* [Problem to work on]
Lines that contain "user" are to be copied from the material, every one of them.

BEGIN Exercise inputs

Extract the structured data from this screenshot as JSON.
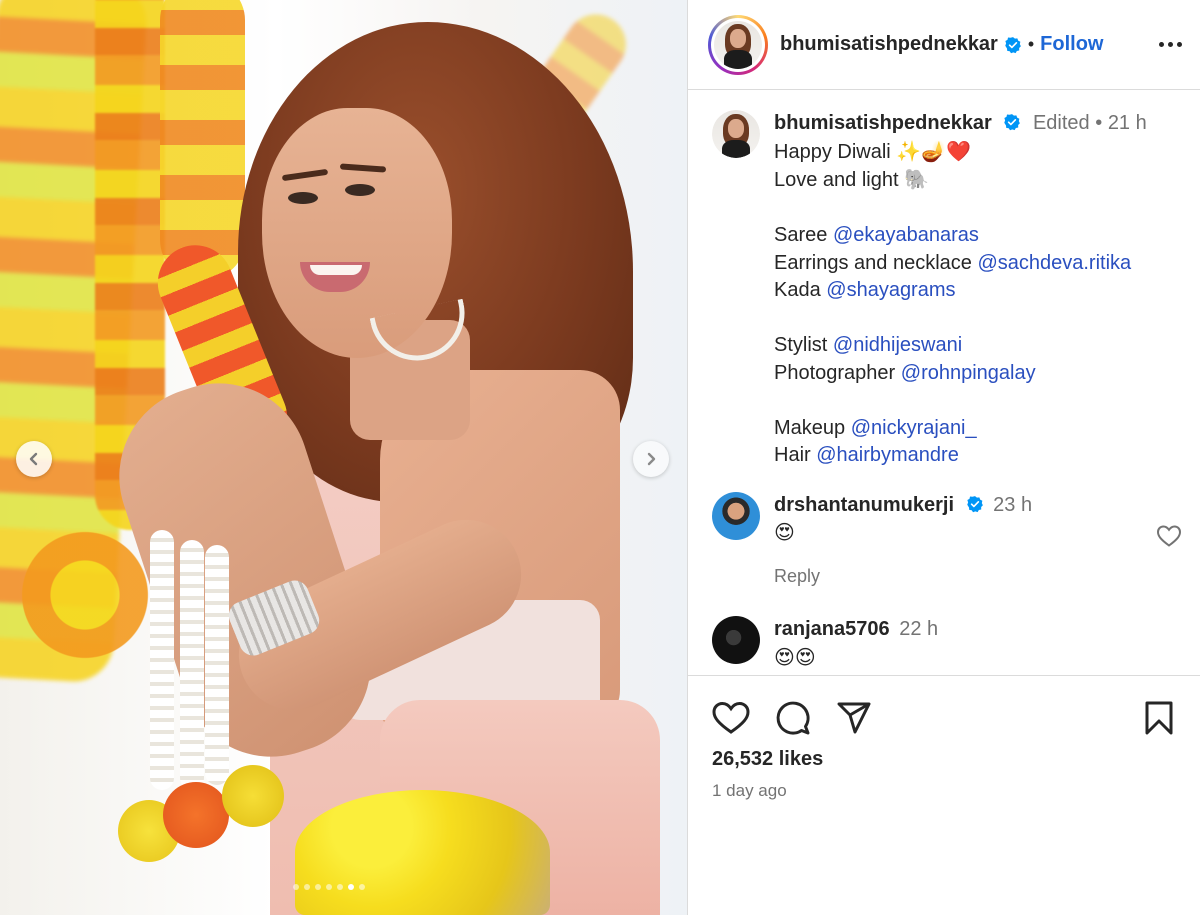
{
  "post": {
    "author": "bhumisatishpednekkar",
    "follow_label": "Follow",
    "separator": "•"
  },
  "caption": {
    "user": "bhumisatishpednekkar",
    "edited": "Edited",
    "time": "21 h",
    "line1_text": "Happy Diwali ",
    "line1_emoji": "✨🪔❤️",
    "line2_text": "Love and light ",
    "line2_emoji": "🐘",
    "credits": [
      {
        "label": "Saree ",
        "handle": "@ekayabanaras"
      },
      {
        "label": "Earrings and necklace ",
        "handle": "@sachdeva.ritika"
      },
      {
        "label": "Kada ",
        "handle": "@shayagrams"
      },
      {
        "label": "Stylist ",
        "handle": "@nidhijeswani"
      },
      {
        "label": "Photographer ",
        "handle": "@rohnpingalay"
      },
      {
        "label": "Makeup ",
        "handle": "@nickyrajani_"
      },
      {
        "label": "Hair ",
        "handle": "@hairbymandre"
      }
    ]
  },
  "comments": [
    {
      "user": "drshantanumukerji",
      "time": "23 h",
      "text": "😍",
      "reply": "Reply"
    },
    {
      "user": "ranjana5706",
      "time": "22 h",
      "text": "😍😍"
    }
  ],
  "stats": {
    "likes": "26,532 likes",
    "posted": "1 day ago"
  },
  "carousel": {
    "count": 7,
    "active_index": 5
  },
  "colors": {
    "verified": "#0095f6",
    "link": "#2a4fbf",
    "follow": "#1e67d6"
  },
  "icons": [
    "heart-icon",
    "comment-icon",
    "share-icon",
    "bookmark-icon",
    "more-icon",
    "chevron-left-icon",
    "chevron-right-icon",
    "verified-badge-icon"
  ]
}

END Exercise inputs

* [Answer to the exercise]
    "user": "bhumisatishpednekkar",
      "user": "drshantanumukerji",
      "user": "ranjana5706",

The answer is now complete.